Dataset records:
━━━━━━━━━━━━━━━━━━━━
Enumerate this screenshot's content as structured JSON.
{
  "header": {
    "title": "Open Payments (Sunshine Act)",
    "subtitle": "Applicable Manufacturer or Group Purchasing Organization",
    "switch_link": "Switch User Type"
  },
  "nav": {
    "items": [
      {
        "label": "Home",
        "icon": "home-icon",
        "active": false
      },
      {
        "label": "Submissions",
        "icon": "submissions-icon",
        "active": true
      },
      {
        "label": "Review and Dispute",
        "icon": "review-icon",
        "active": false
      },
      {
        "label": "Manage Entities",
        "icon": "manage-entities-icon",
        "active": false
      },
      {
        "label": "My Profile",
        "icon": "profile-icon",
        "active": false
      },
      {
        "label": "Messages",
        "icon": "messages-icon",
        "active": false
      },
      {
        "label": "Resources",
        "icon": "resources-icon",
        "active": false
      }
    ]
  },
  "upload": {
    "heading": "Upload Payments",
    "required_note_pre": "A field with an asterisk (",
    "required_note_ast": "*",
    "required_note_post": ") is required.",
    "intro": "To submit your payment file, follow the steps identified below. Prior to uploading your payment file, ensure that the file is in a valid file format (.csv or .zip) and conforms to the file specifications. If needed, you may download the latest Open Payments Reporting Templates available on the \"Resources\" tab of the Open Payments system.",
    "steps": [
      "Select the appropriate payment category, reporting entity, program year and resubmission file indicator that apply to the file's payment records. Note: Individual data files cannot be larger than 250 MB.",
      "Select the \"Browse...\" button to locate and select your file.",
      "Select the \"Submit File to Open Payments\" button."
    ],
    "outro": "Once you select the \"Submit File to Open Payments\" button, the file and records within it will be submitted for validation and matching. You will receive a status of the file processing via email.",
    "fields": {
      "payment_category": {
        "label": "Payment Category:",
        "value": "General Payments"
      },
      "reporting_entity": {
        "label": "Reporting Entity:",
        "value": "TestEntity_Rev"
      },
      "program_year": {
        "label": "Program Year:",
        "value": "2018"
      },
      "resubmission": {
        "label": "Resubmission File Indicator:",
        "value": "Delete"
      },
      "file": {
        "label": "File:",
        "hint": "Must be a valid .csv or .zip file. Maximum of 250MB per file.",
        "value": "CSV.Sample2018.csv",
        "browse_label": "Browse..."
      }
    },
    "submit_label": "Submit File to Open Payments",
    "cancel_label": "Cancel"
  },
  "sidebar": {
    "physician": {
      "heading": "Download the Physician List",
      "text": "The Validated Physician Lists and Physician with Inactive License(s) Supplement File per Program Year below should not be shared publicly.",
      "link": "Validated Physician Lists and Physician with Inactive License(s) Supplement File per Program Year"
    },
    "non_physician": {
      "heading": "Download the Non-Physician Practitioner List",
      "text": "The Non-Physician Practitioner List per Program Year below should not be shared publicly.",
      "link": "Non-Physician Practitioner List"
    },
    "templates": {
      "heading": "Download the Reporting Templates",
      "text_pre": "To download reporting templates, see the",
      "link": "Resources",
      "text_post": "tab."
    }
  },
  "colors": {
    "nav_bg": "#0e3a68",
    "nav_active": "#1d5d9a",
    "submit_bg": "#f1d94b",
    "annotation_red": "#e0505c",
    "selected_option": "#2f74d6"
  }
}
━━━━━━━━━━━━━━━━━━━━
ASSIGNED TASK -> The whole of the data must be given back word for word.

EXERCISE RESPONSE ->
Enumerate this screenshot's content as structured JSON.
{
  "header": {
    "title": "Open Payments (Sunshine Act)",
    "subtitle": "Applicable Manufacturer or Group Purchasing Organization",
    "switch_link": "Switch User Type"
  },
  "nav": {
    "items": [
      {
        "label": "Home",
        "icon": "home-icon",
        "active": false
      },
      {
        "label": "Submissions",
        "icon": "submissions-icon",
        "active": true
      },
      {
        "label": "Review and Dispute",
        "icon": "review-icon",
        "active": false
      },
      {
        "label": "Manage Entities",
        "icon": "manage-entities-icon",
        "active": false
      },
      {
        "label": "My Profile",
        "icon": "profile-icon",
        "active": false
      },
      {
        "label": "Messages",
        "icon": "messages-icon",
        "active": false
      },
      {
        "label": "Resources",
        "icon": "resources-icon",
        "active": false
      }
    ]
  },
  "upload": {
    "heading": "Upload Payments",
    "required_note_pre": "A field with an asterisk (",
    "required_note_ast": "*",
    "required_note_post": ") is required.",
    "intro": "To submit your payment file, follow the steps identified below. Prior to uploading your payment file, ensure that the file is in a valid file format (.csv or .zip) and conforms to the file specifications. If needed, you may download the latest Open Payments Reporting Templates available on the \"Resources\" tab of the Open Payments system.",
    "steps": [
      "Select the appropriate payment category, reporting entity, program year and resubmission file indicator that apply to the file's payment records. Note: Individual data files cannot be larger than 250 MB.",
      "Select the \"Browse...\" button to locate and select your file.",
      "Select the \"Submit File to Open Payments\" button."
    ],
    "outro": "Once you select the \"Submit File to Open Payments\" button, the file and records within it will be submitted for validation and matching. You will receive a status of the file processing via email.",
    "fields": {
      "payment_category": {
        "label": "Payment Category:",
        "value": "General Payments"
      },
      "reporting_entity": {
        "label": "Reporting Entity:",
        "value": "TestEntity_Rev"
      },
      "program_year": {
        "label": "Program Year:",
        "value": "2018"
      },
      "resubmission": {
        "label": "Resubmission File Indicator:",
        "value": "Delete"
      },
      "file": {
        "label": "File:",
        "hint": "Must be a valid .csv or .zip file. Maximum of 250MB per file.",
        "value": "CSV.Sample2018.csv",
        "browse_label": "Browse..."
      }
    },
    "submit_label": "Submit File to Open Payments",
    "cancel_label": "Cancel"
  },
  "sidebar": {
    "physician": {
      "heading": "Download the Physician List",
      "text": "The Validated Physician Lists and Physician with Inactive License(s) Supplement File per Program Year below should not be shared publicly.",
      "link": "Validated Physician Lists and Physician with Inactive License(s) Supplement File per Program Year"
    },
    "non_physician": {
      "heading": "Download the Non-Physician Practitioner List",
      "text": "The Non-Physician Practitioner List per Program Year below should not be shared publicly.",
      "link": "Non-Physician Practitioner List"
    },
    "templates": {
      "heading": "Download the Reporting Templates",
      "text_pre": "To download reporting templates, see the",
      "link": "Resources",
      "text_post": "tab."
    }
  },
  "colors": {
    "nav_bg": "#0e3a68",
    "nav_active": "#1d5d9a",
    "submit_bg": "#f1d94b",
    "annotation_red": "#e0505c",
    "selected_option": "#2f74d6"
  }
}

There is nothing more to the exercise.